Using data from a digital elevation model known as Bedmap 2 DEM and radar imaging to create a surface elevation model, the scientists located 91 undiscovered volcanoes, The Verge explained on Sunday. It is not known how many, or if any, of the new volcanoes are currently active.
If any of them are active, study author Robert Bingham cautioned, there could potentially be dire consequences. “If one of these volcanoes were to erupt,” he explained to The Guardian, “it could further destabilize west Antarctica’s ice sheets. Anything that causes the melting of ice – which an eruption certainly would – is likely to speed up the flow of ice into the sea.”
“The big question is: how active are these volcanoes? That is something we need to determine as quickly as possible,” Bingham added. He and his colleagues have published their findings as part of the Geological Society’s special publications series, the UK newspaper reported on Saturday.
Active volcanoes could further destabilize of the ice sheet
Using their surface elevation model, Bingham’s team searched for mounds that were at least 328 feet (100 meters) tall and met a specific length-to-width ratio benchmark, which they categorized as a probable volcanic core, The Verge said. Next, they further evaluated the candidates to gauge how confident they were that each structure was actually a volcano, the website added.
Ultimately, they came up with a list of 178 cone-shaped structures, 138 of which were believed to be volcanic in nature. Those volcanoes range in size from 328 feet (100 meters) to more than 12,600 feet (3,850 meters) tall, with cones ranging from two to 40 miles in diameter.
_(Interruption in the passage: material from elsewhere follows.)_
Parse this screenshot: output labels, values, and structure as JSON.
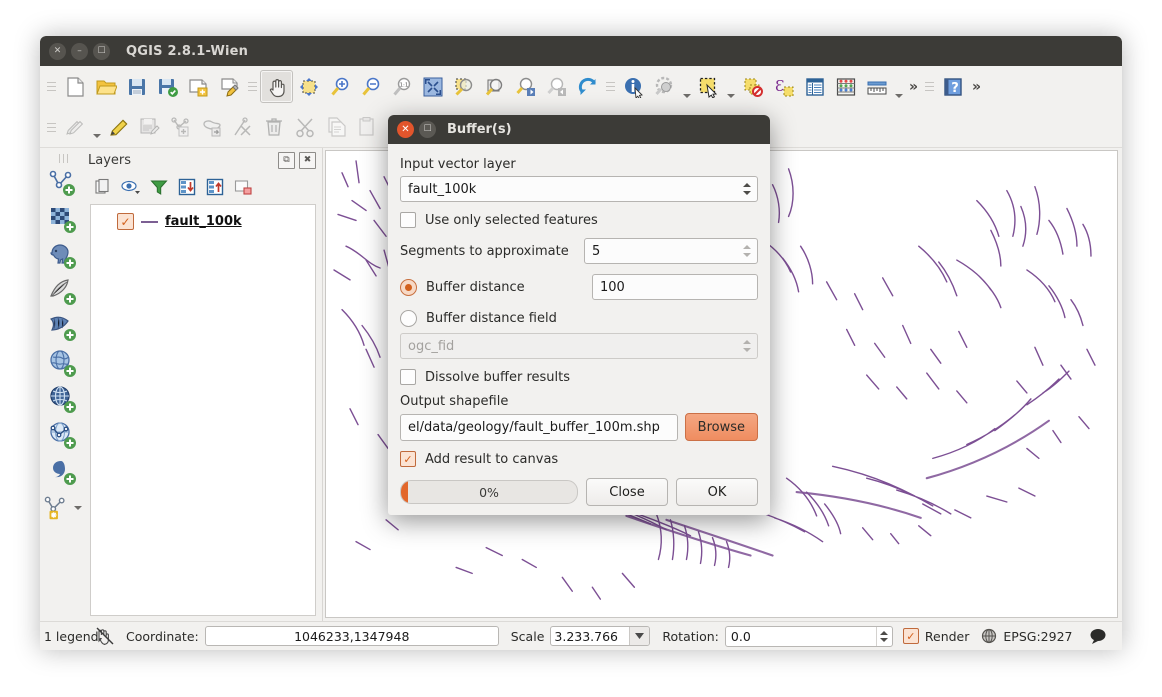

Ninety-one of those cones had not been previously identified, the researchers noted, and are part of what has been dubbed the West Antarctic Rift System.
“We were amazed,” Bingham told The Guardian. “We had not expected to find anything like that number. We have almost triped the number of volcanoes known to exist in west Antarctica. We also suspect there are even more on the bed of the sea that lies under the Ross ice shelf, so that I think it is very likely this region will turn out to be the densest region of volcanoes in the world.”
In fact, the authors reported that the density of the volcanoes is nearly one per 4,800 square miles of land – making it comparable to the East African Rift, which has one volcano per 4,500 square miles, according to The Verge. More to the point, the discovery could be bad news, the scientists warn. If even one of these volcanoes erupt, it could further destabilize the ice sheet, causing even more meltwater to flow into the nearby ocean and triggering a rise in sea level.
“It is something we will have to watch closely,” Bingham told The Guardian.